“As a 32-year-old with a wife and two kids, the typical thing would be for me to go get a job, but I just want to do my job from a sold-out stadium stage. What I really want to do is entertain people. Make them smile and enjoy themselves.”

Brock Wagoner

Brock Wagoner

Kansas Musician who loves playing country music with a mix of classic rock! Loves playing live shows, recording, and networking with artists!

Jake Gill

Jake Gill

Growing up in Kansas, Jake Gill has fond memories of spending time with his grandfather on the family farm. Listening to music was a huge part of that upbringing – particularly on 1070 AM, the legendary frequency of radio powerhouse KFDI.

Though Gill admits there is no place he would rather be today, his road to a musical career began relatively later than most. He focused on studies in college, obtaining his degree, and establishing his own chiropractic office in Hutchinson, Kansas. Jake had done some performing around the area – namely at local Churches – but it wasn’t until his early 30s that he considered giving music his all as a career.

As a performer, Gill qualifies as a “road warrior,” with a full slate of dates on his schedule. He has also worked the stage with such musical heavyweights as Jake Owen, Easton Corbin, Chris Cagle and Jason Aldean.

Paramount

Paramount

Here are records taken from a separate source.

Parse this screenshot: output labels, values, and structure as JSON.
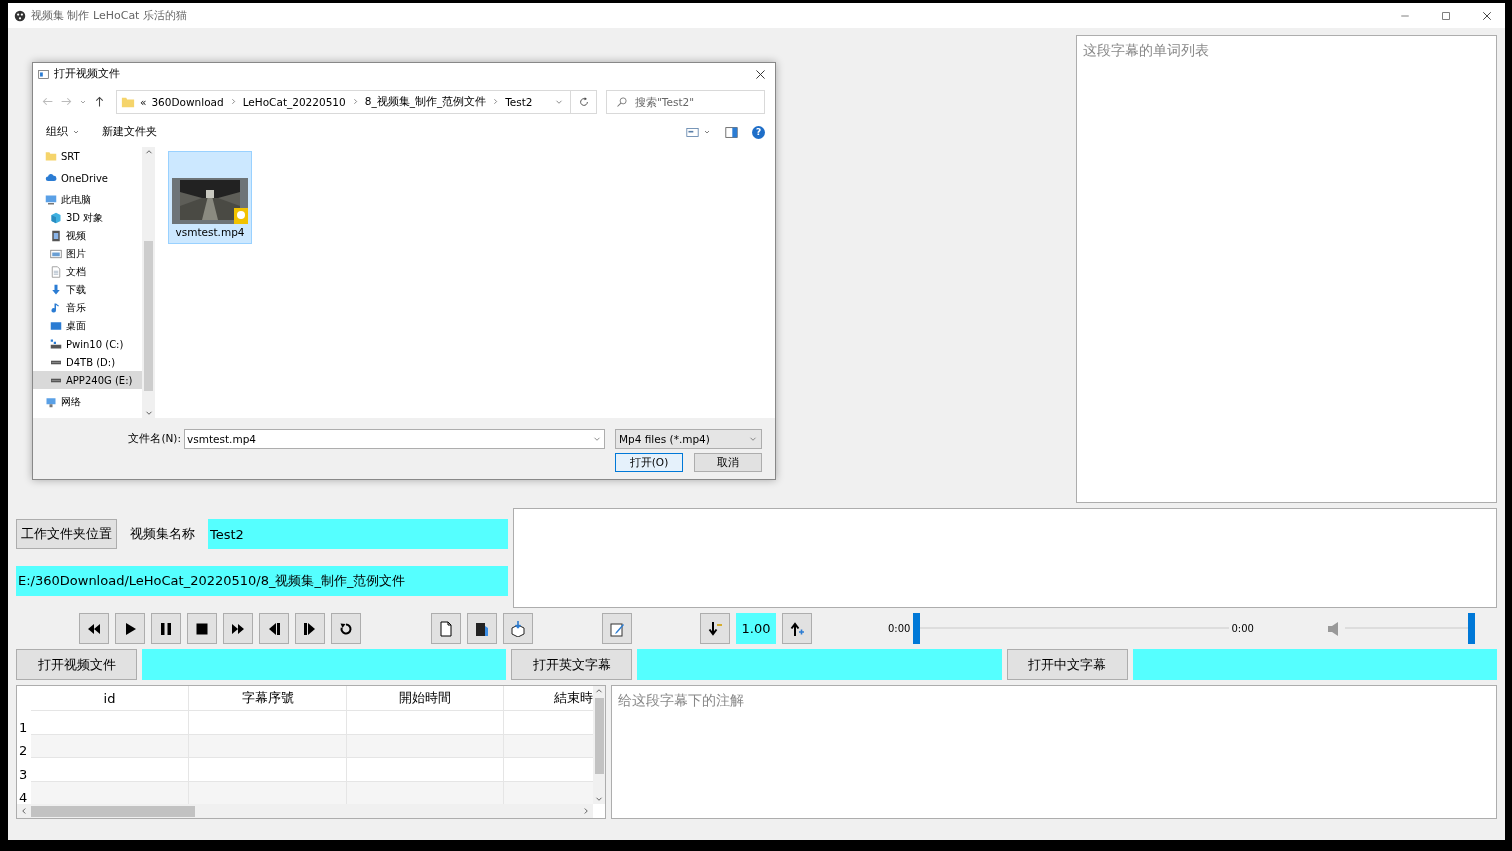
{
  "window": {
    "title": "视频集 制作  LeHoCat 乐活的猫"
  },
  "dialog": {
    "title": "打开视频文件",
    "address": {
      "overflow": "«",
      "path": [
        "360Download",
        "LeHoCat_20220510",
        "8_视频集_制作_范例文件",
        "Test2"
      ]
    },
    "search": {
      "placeholder": "搜索\"Test2\""
    },
    "toolbar": {
      "organize": "组织",
      "new_folder": "新建文件夹",
      "help": "?"
    },
    "nav": [
      {
        "label": "SRT",
        "kind": "folder",
        "selected": false
      },
      {
        "label": "OneDrive",
        "kind": "cloud",
        "selected": false
      },
      {
        "label": "此电脑",
        "kind": "computer",
        "selected": false,
        "children": [
          {
            "label": "3D 对象",
            "kind": "cube",
            "selected": false
          },
          {
            "label": "视频",
            "kind": "video",
            "selected": false
          },
          {
            "label": "图片",
            "selected": false
          },
          {
            "label": "文档",
            "kind": "document",
            "selected": false
          },
          {
            "label": "下载",
            "kind": "download",
            "selected": false
          },
          {
            "label": "音乐",
            "kind": "music",
            "selected": false
          },
          {
            "label": "桌面",
            "kind": "desktop",
            "selected": false
          },
          {
            "label": "Pwin10 (C:)",
            "kind": "system-drive",
            "selected": false
          },
          {
            "label": "D4TB (D:)",
            "kind": "drive",
            "selected": false
          },
          {
            "label": "APP240G (E:)",
            "kind": "drive",
            "selected": true
          }
        ]
      },
      {
        "label": "网络",
        "kind": "network",
        "selected": false
      }
    ],
    "files": [
      {
        "name": "vsmtest.mp4",
        "kind": "picture",
        "selected": true
      }
    ],
    "filename": {
      "label": "文件名(N):",
      "value": "vsmtest.mp4"
    },
    "filter": {
      "value": "Mp4 files (*.mp4)"
    },
    "buttons": [
      {
        "label": "打开(O)",
        "default": true
      },
      {
        "label": "取消",
        "default": false
      }
    ]
  },
  "word_list": {
    "placeholder": "这段字幕的单词列表"
  },
  "project": {
    "folder_button": "工作文件夹位置",
    "name_label": "视频集名称",
    "name_value": "Test2",
    "path_value": "E:/360Download/LeHoCat_20220510/8_视频集_制作_范例文件"
  },
  "player": {
    "media_buttons": [
      {
        "kind": "rewind"
      },
      {
        "kind": "play"
      },
      {
        "kind": "pause"
      },
      {
        "kind": "stop"
      },
      {
        "kind": "forward"
      },
      {
        "kind": "step-back"
      },
      {
        "kind": "step-forward"
      },
      {
        "kind": "replay"
      }
    ],
    "file_buttons": [
      {
        "kind": "new-page"
      },
      {
        "kind": "book"
      },
      {
        "kind": "package"
      }
    ],
    "edit_buttons": [
      {
        "kind": "edit"
      }
    ],
    "speed": {
      "value": "1.00"
    },
    "position": {
      "start": "0:00",
      "end": "0:00",
      "level": 0
    },
    "volume": {
      "level": 1
    }
  },
  "open_rows": [
    {
      "label": "打开视频文件"
    },
    {
      "label": "打开英文字幕"
    },
    {
      "label": "打开中文字幕"
    }
  ],
  "table": {
    "columns": [
      "id",
      "字幕序號",
      "開始時間",
      "結束時"
    ],
    "rows": [
      {
        "number": "1"
      },
      {
        "number": "2"
      },
      {
        "number": "3"
      },
      {
        "number": "4"
      }
    ]
  },
  "annotation": {
    "placeholder": "给这段字幕下的注解"
  }
}
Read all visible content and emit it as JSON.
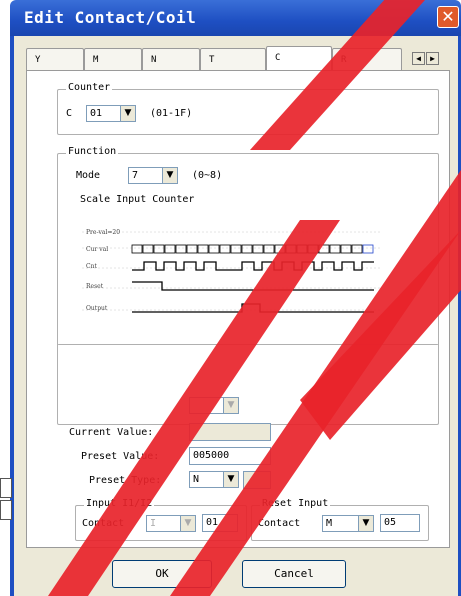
{
  "window": {
    "title": "Edit Contact/Coil"
  },
  "tabs": [
    "Y",
    "M",
    "N",
    "T",
    "C",
    "R"
  ],
  "active_tab": "C",
  "counter": {
    "group_label": "Counter",
    "prefix": "C",
    "value": "01",
    "range": "(01-1F)"
  },
  "function": {
    "group_label": "Function",
    "mode_label": "Mode",
    "mode_value": "7",
    "mode_range": "(0~8)",
    "description": "Scale Input Counter"
  },
  "timing": {
    "rows": [
      "Pre-val=20",
      "Cur val",
      "Cnt",
      "Reset",
      "Output"
    ]
  },
  "values": {
    "current_label": "Current Value:",
    "current_value": "",
    "preset_label": "Preset Value:",
    "preset_value": "005000",
    "preset_type_label": "Preset Type:",
    "preset_type_value": "N"
  },
  "input_group": {
    "label": "Input I1/I2",
    "contact_label": "Contact",
    "type_value": "I",
    "number_value": "01"
  },
  "reset_group": {
    "label": "Reset Input",
    "contact_label": "Contact",
    "type_value": "M",
    "number_value": "05"
  },
  "buttons": {
    "ok": "OK",
    "cancel": "Cancel"
  },
  "colors": {
    "title_bar": "#1e4fc2",
    "dialog_bg": "#ece9d8",
    "close_button": "#e05a2a",
    "watermark": "#e8232a"
  }
}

Playing the Best of 80s Arena Rock: Journey, Guns N Roses, Bon Jovi, REO Speedwagon, Styx, Poison, Firehouse and more!